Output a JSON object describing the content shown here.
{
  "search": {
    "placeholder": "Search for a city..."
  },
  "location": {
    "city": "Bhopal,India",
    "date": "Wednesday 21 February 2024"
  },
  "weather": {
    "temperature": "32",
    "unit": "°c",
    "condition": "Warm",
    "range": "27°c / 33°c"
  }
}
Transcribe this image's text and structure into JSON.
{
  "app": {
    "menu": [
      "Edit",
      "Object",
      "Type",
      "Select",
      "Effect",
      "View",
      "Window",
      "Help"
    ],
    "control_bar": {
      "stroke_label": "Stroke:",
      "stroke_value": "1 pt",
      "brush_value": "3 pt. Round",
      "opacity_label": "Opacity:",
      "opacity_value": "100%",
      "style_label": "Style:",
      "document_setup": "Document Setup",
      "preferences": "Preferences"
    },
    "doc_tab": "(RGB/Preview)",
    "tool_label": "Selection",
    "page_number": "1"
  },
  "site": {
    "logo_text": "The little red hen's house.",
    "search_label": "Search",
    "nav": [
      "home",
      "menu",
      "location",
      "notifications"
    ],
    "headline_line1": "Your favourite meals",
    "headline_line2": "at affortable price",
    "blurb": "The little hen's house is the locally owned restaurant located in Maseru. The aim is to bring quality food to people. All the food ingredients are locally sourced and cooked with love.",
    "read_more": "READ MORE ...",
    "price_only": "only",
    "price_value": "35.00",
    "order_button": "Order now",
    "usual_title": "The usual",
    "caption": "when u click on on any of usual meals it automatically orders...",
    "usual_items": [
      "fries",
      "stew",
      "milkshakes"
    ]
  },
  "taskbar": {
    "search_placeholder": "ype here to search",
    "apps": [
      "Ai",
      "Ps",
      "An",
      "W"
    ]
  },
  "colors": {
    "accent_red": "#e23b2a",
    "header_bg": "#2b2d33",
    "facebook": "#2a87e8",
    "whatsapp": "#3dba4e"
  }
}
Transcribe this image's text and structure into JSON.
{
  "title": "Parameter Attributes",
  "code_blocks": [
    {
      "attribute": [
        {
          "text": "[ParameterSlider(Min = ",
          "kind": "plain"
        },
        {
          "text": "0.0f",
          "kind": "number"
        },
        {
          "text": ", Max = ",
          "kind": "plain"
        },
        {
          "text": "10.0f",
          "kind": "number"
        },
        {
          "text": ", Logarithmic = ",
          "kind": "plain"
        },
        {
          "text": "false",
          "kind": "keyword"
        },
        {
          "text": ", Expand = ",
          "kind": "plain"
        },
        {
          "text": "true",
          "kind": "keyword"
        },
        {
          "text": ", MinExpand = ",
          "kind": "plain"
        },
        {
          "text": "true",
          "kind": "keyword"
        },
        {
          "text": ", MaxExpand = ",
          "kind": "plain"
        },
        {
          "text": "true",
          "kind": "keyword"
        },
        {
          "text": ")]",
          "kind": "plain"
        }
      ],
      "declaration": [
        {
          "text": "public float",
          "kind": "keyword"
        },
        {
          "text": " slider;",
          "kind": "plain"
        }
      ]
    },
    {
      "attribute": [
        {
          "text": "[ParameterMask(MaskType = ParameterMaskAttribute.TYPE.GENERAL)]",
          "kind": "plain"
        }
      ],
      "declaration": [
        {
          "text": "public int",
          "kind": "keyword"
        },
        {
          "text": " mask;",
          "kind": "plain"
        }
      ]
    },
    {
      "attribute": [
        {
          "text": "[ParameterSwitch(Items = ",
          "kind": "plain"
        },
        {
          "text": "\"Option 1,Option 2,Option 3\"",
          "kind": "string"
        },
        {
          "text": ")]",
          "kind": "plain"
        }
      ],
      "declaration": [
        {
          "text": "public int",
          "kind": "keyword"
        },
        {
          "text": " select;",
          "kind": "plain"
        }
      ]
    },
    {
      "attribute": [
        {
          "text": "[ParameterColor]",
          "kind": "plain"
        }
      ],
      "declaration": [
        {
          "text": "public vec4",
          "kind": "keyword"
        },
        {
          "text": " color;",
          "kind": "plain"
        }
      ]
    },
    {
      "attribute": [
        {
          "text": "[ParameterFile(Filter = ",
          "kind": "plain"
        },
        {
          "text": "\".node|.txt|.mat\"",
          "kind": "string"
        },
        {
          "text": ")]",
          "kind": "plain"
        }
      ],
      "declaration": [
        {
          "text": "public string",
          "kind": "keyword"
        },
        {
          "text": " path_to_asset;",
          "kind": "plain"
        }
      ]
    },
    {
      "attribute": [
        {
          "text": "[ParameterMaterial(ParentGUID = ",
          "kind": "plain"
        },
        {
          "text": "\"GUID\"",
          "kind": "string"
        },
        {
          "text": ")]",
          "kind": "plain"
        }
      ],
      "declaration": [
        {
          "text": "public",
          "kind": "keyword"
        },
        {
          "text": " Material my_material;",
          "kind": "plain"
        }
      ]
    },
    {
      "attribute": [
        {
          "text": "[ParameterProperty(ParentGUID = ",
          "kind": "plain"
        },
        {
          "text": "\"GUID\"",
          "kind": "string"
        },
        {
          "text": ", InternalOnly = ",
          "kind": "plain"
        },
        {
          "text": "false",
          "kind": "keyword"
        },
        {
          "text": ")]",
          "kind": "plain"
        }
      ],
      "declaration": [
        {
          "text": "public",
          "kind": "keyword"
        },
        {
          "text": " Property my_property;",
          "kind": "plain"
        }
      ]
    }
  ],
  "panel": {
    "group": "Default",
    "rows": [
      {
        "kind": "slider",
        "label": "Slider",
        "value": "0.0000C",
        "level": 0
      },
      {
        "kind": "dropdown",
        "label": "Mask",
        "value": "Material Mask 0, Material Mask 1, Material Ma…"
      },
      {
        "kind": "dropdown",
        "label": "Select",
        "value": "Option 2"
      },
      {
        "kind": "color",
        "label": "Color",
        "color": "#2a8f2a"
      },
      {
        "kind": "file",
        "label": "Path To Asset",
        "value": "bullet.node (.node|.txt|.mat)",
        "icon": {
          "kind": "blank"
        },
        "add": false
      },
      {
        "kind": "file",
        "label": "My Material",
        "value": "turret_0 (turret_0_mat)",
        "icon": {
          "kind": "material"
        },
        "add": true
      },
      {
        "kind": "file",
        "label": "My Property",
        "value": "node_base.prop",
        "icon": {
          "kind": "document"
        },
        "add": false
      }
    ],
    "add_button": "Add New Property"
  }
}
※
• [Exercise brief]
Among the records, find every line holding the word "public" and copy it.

• [Task output]
          "text": "public float",
          "text": "public int",
          "text": "public int",
          "text": "public vec4",
          "text": "public string",
          "text": "public",
          "text": "public",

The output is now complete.